Dallas Cop Facing 20 Years for Rape Accepts Plea Deal
A former Dallas police officer who was facing 20 years in prison after he was accused of raping a woman who had passed out on his couch was offered a plea deal Monday that spared him any jail time or having to register as a sex offender.
In fact, if Oscar Araiza does not get arrested for another five years, which is unlikely considering he spent almost two decades with Dallas police, the conviction will be wiped off his record.
However, accepting the plea deal was a tough decision, said his attorney, because the “climate in law enforcement right now” has left citizens distrustful of police, therefore not guaranteeing the usual police acquittal had he taken the case to trial.
As a result, Arraiza was forced to plead guilty to aggravated assault rather than take a chance with a jury trial for raping a drunk woman passed out on his couch.
It’s just not easy being a cop these days.
Araiza, 41, who spent 18 years with the department, maintains the sex was consensual, even though the woman ran out of his home at 3:30 a.m. and called police, accusing him of rape.

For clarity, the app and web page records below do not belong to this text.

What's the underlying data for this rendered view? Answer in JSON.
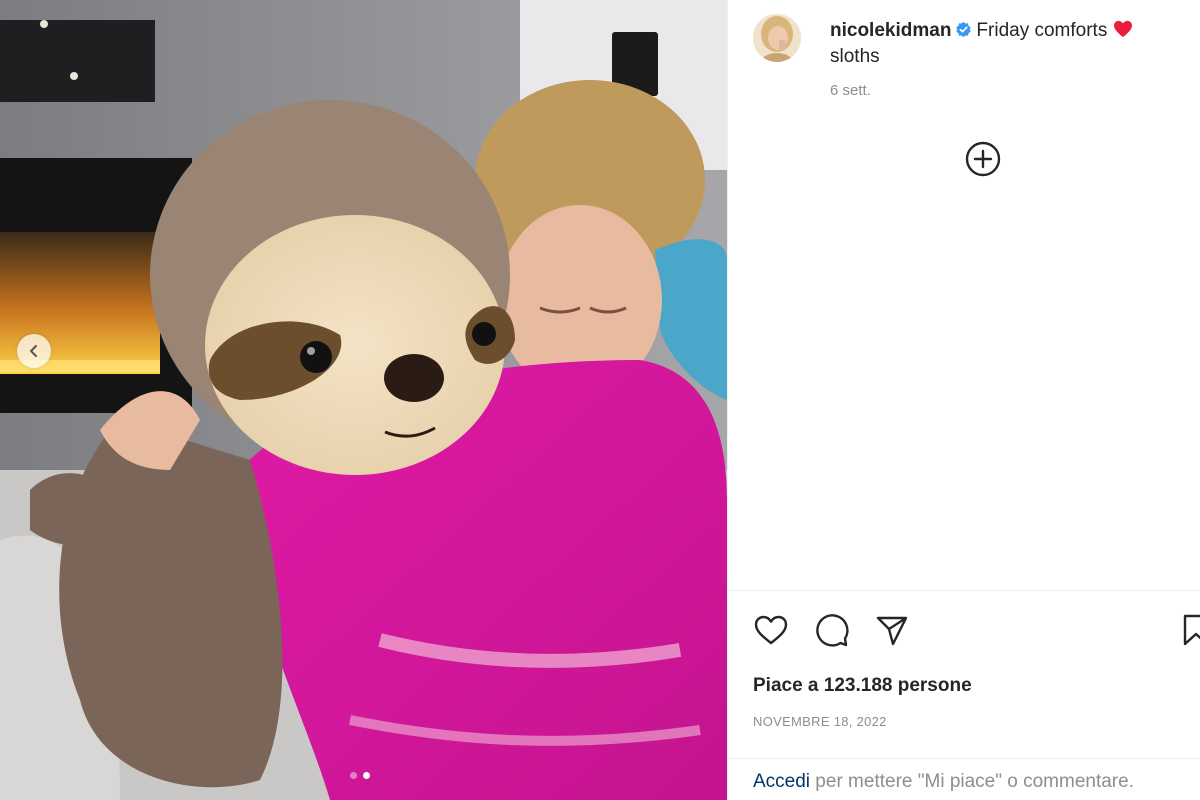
{
  "post": {
    "username": "nicolekidman",
    "caption_text": "Friday comforts",
    "caption_line2": "sloths",
    "time_ago": "6 sett.",
    "likes_text": "Piace a 123.188 persone",
    "date_text": "NOVEMBRE 18, 2022",
    "carousel": {
      "total_slides": 2,
      "active_slide": 2
    }
  },
  "footer": {
    "login_link": "Accedi",
    "login_rest": " per mettere \"Mi piace\" o commentare."
  },
  "icons": {
    "verified": "verified-badge-icon",
    "caption_heart": "red-heart-emoji-icon",
    "more_comments": "add-circle-icon",
    "like": "heart-outline-icon",
    "comment": "comment-bubble-icon",
    "share": "paper-plane-icon",
    "save": "bookmark-icon",
    "prev": "chevron-left-icon"
  },
  "colors": {
    "verified_blue": "#3897f0",
    "heart_red": "#ed1c3a",
    "link_blue": "#00376b",
    "secondary_text": "#8e8e8e"
  }
}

Araiza, who had scratches on his arms and neck, claimed the woman assaulted him after agreeing to have sex with him.
The woman, who was a friend of a friend, said he covered her mouth with his hands as he was raping her, but she managed to fight him off.
According to the Dallas Morning News:

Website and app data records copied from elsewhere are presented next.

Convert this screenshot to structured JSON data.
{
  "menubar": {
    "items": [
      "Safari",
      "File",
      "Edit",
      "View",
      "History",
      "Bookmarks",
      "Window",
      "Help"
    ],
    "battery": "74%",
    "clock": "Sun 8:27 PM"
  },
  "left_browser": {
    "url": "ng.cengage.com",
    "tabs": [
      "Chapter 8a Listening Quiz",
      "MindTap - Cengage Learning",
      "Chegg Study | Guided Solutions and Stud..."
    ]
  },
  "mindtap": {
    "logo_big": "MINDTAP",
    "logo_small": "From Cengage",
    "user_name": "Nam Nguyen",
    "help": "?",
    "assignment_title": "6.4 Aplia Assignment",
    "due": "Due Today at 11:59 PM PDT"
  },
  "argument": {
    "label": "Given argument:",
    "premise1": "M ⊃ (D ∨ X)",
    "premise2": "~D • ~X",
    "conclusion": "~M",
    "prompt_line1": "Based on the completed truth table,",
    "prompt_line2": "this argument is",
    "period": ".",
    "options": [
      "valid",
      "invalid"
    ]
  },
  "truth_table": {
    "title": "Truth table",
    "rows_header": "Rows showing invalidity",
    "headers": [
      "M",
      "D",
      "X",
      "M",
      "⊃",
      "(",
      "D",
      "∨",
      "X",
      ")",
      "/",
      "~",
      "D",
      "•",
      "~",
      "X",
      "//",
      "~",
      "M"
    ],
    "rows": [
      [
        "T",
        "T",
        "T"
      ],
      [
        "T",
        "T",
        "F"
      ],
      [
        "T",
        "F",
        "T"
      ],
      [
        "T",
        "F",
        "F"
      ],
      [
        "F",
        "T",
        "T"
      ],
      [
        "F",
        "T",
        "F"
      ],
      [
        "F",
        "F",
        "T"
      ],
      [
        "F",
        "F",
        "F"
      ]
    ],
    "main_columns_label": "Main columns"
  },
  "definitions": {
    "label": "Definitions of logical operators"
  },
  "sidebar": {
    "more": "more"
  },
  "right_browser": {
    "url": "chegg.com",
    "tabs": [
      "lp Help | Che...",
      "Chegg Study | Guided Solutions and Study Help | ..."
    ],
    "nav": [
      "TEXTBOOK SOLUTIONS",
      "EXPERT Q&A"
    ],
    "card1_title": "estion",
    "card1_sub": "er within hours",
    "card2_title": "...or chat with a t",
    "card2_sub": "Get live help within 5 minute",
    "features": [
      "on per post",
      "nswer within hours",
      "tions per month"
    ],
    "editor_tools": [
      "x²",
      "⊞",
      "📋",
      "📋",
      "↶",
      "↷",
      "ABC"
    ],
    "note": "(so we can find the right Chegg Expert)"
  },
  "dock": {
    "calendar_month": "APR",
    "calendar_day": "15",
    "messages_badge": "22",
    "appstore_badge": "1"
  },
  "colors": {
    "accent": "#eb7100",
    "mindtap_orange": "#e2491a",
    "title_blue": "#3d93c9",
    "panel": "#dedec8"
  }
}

Araiza, an 18-year veteran of the force, was fired in February 2014 after being arrested on a charge of sexual assault.
Internal investigators alleged Araiza raped the friend of a woman he had known for years after meeting the women at a bar on Oct. 6, 2013.
Araiza had “fresh scratches to his neck and arms” when he was interviewed by internal investigators right after the incident, but he claimed the sex was consensual and the injuries came from the woman assaulting him, according to court documents.

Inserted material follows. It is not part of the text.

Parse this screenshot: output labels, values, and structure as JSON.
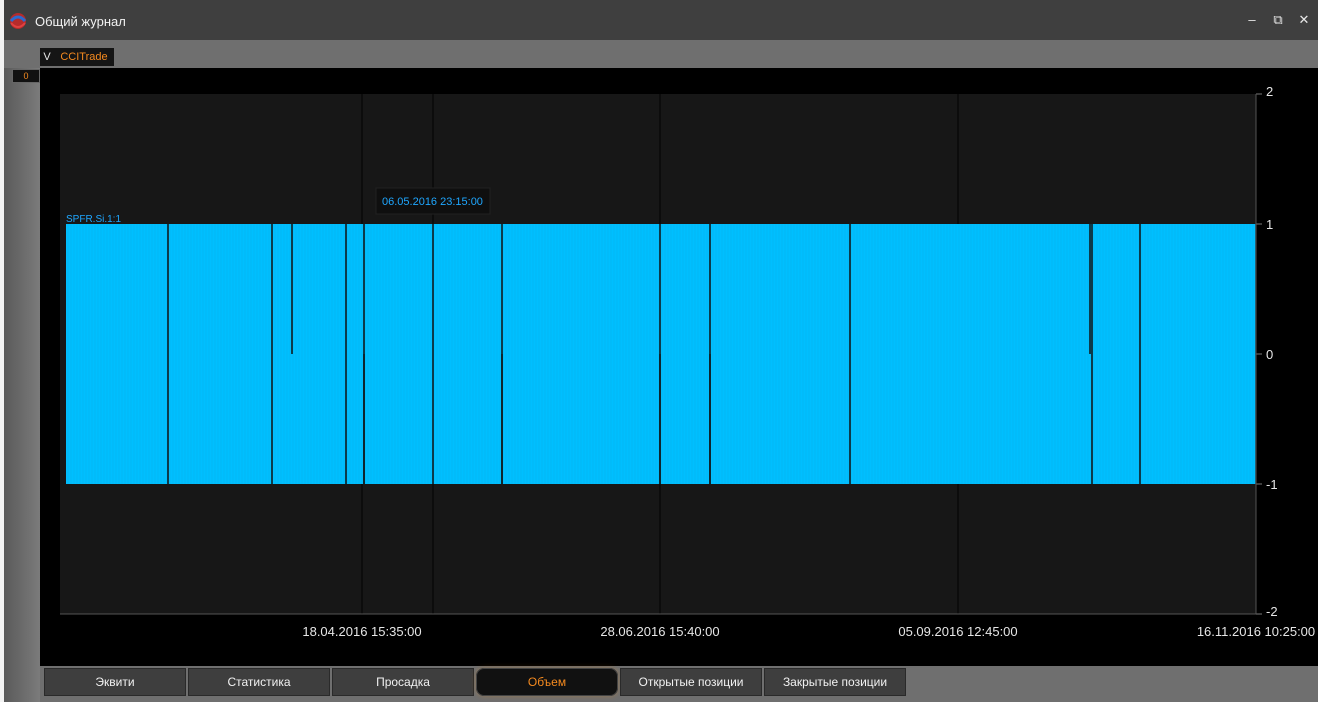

According to an arrest warrant affidavit, the trio left the bar and went to Araiza’s Uptown townhouse around 1 a.m. because the woman who knew Araiza believed her friend was “too intoxicated to drive home.”
The woman’s friend passed out on Araiza’s leather couch, police said. The woman who knew Araiza left his townhouse around 3 a.m., trusting the longtime police officer with her unconscious friend, police said.
The friend told police she awoke minutes later with Araiza sexually assaulting her. She said she “began to struggle to get away” from him, and “began yelling at which time Araiza covered her mouth to quiet her screams,” according to the affidavit.
She broke free and grabbed her belongings, police said. Araiza walked her out of his townhouse as he “appeared to be downplaying his actions,” the affidavit states.
The victim called 911 shortly before 3:30 a.m. and went to a hospital, where she underwent a rape kit exam. A detective who interviewed her noticed her arms were bruised and she had “redness to her mouth,” according to the affidavit.
If it was true that the sex was consensual, then he would have never been arrested in the first place and would have never been fired for “adverse conduct” shortly after the arrest, which is the same term they used when they fired another cop for filing a fraudulent insurance claim.
But Araiza was protected from the very beginning because he happened to be a cop, which gives him godlike status in the eyes of the law and in the eyes of most citizens unfortunately.
Under the plea deal, he was allowed to enter a deferred adjudication, which is like probation, but much better, according to the legal information site, Avvo.
How many other accused rapists who do not have this godlike status would receive the same treatment?
Only time will tell if La’Cori Johnson, another Dallas cop who was arrested and fired for sexual assault, will receive the same treatment.
A month before Araiza was accused of rape, Johnson was accused of forcing a woman to give him oral sex during a traffic stop under threat of taking her to jail.
“You don’t have to go to jail if you do what I tell you to do,” he said, according to an arrest affidavit.
Court records indicate that Johnson, a former college football player for Southern Methodist University in Texas, is schedule to go to trial on August 17.